These projects are needed if we are to know more precisely how concussion and other factors influence our cognition in the long term.
Mr. Duncan was a football standout at his high school in Graham, Texas, about two hours west of Dallas. He later played at SMU and during his college career mixed in some bull riding competitions and a stint as a Golden Gloves boxer before embarking on his professional football career.
The ache in his knees and back remind him daily of the toll those sports took on his body – all the hits in practice and games, the numerous concussions, and other injuries that eventually led him to multiple knee and back surgeries.

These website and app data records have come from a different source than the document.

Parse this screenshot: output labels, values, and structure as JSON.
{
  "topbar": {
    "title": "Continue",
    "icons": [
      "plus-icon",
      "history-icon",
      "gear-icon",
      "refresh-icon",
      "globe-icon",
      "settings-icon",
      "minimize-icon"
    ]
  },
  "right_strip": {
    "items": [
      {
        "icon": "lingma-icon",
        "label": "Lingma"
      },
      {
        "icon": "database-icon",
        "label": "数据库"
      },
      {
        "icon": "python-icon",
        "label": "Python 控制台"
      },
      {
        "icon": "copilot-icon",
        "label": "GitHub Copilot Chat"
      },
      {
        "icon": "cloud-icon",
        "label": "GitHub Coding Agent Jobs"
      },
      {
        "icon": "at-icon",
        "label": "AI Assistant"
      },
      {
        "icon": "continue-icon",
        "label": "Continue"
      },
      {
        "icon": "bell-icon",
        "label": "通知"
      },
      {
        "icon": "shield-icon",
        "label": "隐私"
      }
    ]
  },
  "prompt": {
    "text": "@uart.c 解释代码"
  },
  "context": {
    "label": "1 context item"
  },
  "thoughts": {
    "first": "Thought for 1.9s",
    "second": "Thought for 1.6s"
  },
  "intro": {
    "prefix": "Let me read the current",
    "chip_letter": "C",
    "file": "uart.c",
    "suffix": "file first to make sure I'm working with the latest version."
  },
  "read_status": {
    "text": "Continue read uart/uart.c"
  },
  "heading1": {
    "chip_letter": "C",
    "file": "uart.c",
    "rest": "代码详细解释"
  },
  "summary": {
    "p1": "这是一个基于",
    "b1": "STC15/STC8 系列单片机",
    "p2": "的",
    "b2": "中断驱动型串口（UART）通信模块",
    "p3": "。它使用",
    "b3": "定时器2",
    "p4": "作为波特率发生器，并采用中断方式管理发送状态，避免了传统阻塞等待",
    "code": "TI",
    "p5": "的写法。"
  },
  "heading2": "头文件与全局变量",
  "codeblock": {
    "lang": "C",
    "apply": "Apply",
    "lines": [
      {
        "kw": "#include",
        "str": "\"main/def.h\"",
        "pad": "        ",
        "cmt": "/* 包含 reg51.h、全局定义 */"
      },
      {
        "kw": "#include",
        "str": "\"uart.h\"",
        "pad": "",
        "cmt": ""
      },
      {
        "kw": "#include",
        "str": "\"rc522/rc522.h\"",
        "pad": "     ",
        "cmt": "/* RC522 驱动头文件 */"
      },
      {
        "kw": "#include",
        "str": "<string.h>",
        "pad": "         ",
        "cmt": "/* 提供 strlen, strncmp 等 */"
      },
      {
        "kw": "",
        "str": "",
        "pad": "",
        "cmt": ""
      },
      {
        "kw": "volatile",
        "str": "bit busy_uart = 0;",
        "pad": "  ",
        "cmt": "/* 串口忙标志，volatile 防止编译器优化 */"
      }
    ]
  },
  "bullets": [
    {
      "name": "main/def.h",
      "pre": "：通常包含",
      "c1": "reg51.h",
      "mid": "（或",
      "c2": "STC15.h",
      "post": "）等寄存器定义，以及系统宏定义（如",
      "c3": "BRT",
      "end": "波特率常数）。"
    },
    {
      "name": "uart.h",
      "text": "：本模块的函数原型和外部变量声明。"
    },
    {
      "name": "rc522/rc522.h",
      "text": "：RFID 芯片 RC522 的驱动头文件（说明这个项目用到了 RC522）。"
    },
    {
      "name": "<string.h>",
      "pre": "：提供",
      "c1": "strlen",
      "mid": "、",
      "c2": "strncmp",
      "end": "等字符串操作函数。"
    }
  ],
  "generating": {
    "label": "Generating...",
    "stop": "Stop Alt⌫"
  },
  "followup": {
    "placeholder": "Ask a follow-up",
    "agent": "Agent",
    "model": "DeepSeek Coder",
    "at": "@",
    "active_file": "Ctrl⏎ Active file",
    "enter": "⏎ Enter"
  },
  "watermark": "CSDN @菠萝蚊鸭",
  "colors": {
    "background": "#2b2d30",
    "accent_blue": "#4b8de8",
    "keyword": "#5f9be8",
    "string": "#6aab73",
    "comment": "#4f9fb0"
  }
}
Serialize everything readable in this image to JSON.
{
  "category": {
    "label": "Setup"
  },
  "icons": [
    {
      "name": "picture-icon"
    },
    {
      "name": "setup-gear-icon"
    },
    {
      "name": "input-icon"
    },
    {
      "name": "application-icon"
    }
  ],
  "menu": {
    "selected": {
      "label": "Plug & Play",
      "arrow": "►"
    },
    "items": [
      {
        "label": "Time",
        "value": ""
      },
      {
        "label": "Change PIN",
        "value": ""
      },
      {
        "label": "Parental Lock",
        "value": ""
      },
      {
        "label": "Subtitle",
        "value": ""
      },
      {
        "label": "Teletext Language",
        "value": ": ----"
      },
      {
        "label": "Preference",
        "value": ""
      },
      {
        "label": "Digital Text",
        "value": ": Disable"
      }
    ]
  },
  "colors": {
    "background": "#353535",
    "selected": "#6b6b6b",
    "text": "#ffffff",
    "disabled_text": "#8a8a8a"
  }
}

But he has no regrets, he said, because football instilled in him the perseverance and work ethic that enabled him to succeed after leaving the gridiron. Mr. Duncan runs his own oil and gas company from his hometown of Graham, has been married 43 years, and has raised three sons – one of whom played with the New York Jets.
Still, Mr. Duncan acknowledges contact sports may not be for everyone. Although research continues into football’s role in cognitive impairment, he has seen enough to convince him that head trauma is indeed a factor.
Football is a violent game, he said.
And, for whatever reason, there are people who are more affected by hits than others – whether it’s genetics or bone structure or something else. I think with enough research we’ll be able to figure that out.
Besides helping with studies, Mr. Duncan said it’s important to him to teach youth how to maximize safety on the field. Last year, he participated in a UT Southwestern-led football clinic at SMU designed to educate children on the fundamentals of the game.
He is pleased to see a new generation of players benefit from increased safety measures – including better helmets than the suspension-style gear he wore in high school. But he said even those changes won’t protect players from future health problems if they don’t learn proper tackling techniques and develop healthy exercise and eating habits that stick with them through adulthood.
Citing research that shows links between brain health and fitness, Mr. Duncan still works out regularly with weight training and cardio exercises, allowing him to maintain essentially the same physique he had in college. Perhaps it’s among the reasons why he has avoided cognitive impairment.
The jury is completely out on exactly what factors cause those issues, he said.
And that’s a big reason why I want to see more studies. What is the truth?
About the study
The study, in addition to the ConTex registry, was supported in part through UT Southwestern’s Texas Institute for Brain Injury and Repair, which was established with $7.5 million in annual funding from the Texas Legislature to explore the full spectrum of brain injuries from strokes to spinal cord injuries. Dr. Cullum is a Professor of Psychiatry, Neurology and Neurotherapeutics, and Neurological Surgery who holds the Pam Blumenthal Distinguished Professorship in Clinical Psychology. Dr. Didehbani is an Assistant Professor of Psychiatry with the Peter O’Donnell Jr. Brain Institute.
About UT Southwestern Medical Center
UT Southwestern, one of the premier academic medical centers in the nation, integrates pioneering biomedical research with exceptional clinical care and education. The institution’s faculty has received six Nobel Prizes, and includes 22 members of the National Academy of Sciences, 17 members of the National Academy of Medicine, and 15 Howard Hughes Medical Institute Investigators. The full-time faculty of more than 2,500 is responsible for groundbreaking medical advances and is committed to translating science-driven research quickly to new clinical treatments. UT Southwestern physicians provide care in about 80 specialties to more than 105,000 hospitalized patients, nearly 370,000 emergency room cases, and oversee approximately 3 million outpatient visits a year.